According to him falling natural gas pricing is proof that the market is working:

"Overall, the fact that the shale gas industry is "becoming a victim of its own success" is only a temporary "problem," and demonstrates that the price system and competitive market forces are working as expected: an abundant supply of natural gas leads to falling prices, which lowers the profits of producers, which then leads to automatic, self-correcting adjustments and responses as the natural gas market moves towards a new equilibrium.

Those adjustments might include: a) increased demand for natural gas as residential and commercial consumers shift from oil and electricity heat towards natural gas (see CD post), b) increased demand for natural gas by energy-intensive manufacturing companies that produce steel, plastics, chemicals, etc. c) increased demand for vehicles powered by natural gas, d) increased demand for natural gas for electricity generation, and e) reductions in the production of natural gas as it becomes less profitable and some producers shift towards shale oil.
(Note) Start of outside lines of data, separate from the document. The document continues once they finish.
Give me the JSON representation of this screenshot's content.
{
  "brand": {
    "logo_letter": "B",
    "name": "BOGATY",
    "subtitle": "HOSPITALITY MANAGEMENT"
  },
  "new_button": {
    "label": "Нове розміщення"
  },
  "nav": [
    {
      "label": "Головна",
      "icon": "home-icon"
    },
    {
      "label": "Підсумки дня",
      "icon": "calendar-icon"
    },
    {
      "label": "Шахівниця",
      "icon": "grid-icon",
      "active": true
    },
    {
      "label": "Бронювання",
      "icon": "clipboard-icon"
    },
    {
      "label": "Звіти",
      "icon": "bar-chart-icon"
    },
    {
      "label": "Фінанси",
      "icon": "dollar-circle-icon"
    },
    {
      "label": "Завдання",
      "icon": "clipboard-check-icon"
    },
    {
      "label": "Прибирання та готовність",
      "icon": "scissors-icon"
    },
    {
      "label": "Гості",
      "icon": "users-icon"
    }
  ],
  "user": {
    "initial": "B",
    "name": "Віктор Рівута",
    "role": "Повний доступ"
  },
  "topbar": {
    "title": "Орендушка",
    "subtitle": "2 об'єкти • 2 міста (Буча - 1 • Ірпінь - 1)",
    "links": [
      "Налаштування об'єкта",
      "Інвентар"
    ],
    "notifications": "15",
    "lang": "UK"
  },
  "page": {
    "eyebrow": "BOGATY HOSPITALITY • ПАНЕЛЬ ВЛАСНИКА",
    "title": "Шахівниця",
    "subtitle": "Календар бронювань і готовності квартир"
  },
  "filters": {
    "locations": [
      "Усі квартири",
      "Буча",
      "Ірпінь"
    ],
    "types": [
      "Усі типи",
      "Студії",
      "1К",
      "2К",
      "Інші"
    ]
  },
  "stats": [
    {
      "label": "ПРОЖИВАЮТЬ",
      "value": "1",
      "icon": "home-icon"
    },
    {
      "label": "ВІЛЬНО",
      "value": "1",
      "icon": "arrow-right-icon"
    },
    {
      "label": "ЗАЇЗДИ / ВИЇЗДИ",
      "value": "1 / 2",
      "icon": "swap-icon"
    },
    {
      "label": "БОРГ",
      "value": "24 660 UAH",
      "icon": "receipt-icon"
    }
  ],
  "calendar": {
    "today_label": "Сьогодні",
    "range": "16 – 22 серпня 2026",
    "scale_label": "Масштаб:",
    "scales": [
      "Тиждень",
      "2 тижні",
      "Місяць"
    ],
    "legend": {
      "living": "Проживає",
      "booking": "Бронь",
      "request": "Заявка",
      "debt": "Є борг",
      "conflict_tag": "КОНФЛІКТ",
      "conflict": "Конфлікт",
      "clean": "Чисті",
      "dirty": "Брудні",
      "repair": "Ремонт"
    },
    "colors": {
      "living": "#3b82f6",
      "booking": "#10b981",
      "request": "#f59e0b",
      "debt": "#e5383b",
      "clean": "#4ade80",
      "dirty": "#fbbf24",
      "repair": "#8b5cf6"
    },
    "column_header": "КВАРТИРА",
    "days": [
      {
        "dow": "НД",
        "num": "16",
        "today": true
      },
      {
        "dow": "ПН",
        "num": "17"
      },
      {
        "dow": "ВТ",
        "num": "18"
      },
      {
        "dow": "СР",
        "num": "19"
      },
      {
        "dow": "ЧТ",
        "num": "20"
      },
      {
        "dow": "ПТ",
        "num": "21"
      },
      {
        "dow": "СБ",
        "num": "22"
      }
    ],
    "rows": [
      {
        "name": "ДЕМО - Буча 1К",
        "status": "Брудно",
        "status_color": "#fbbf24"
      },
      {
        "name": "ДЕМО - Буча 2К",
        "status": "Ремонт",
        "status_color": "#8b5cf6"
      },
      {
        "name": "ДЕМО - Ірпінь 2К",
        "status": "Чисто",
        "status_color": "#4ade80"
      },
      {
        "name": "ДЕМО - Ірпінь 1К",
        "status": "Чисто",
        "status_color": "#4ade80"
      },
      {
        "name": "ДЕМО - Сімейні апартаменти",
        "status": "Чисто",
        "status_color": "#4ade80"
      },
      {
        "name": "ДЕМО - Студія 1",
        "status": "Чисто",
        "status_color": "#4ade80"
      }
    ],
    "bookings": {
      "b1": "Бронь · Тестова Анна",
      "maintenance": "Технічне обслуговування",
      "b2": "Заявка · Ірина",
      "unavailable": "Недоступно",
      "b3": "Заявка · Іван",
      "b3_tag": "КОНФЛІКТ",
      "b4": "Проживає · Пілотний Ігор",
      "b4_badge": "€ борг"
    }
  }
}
All of those automatic adjustments (increased demand and decreased supply) will raise the price of natural gas over time, eliminate any economic losses currently being incurred by producers because of the low prices (and drive economic profits to zero in the long run), and the market will move towards a natural market-clearing equilibrium that eliminates the current "oversupply.""

What do you think?

One Response to “Is Mark Perry correct about natural gas pricing and supply?”

  1. ? Says:

    Instead of a case of "market failure" high fuel prices were the result of government intervention and market forces responding efficiently.

    Perry’s completely correct.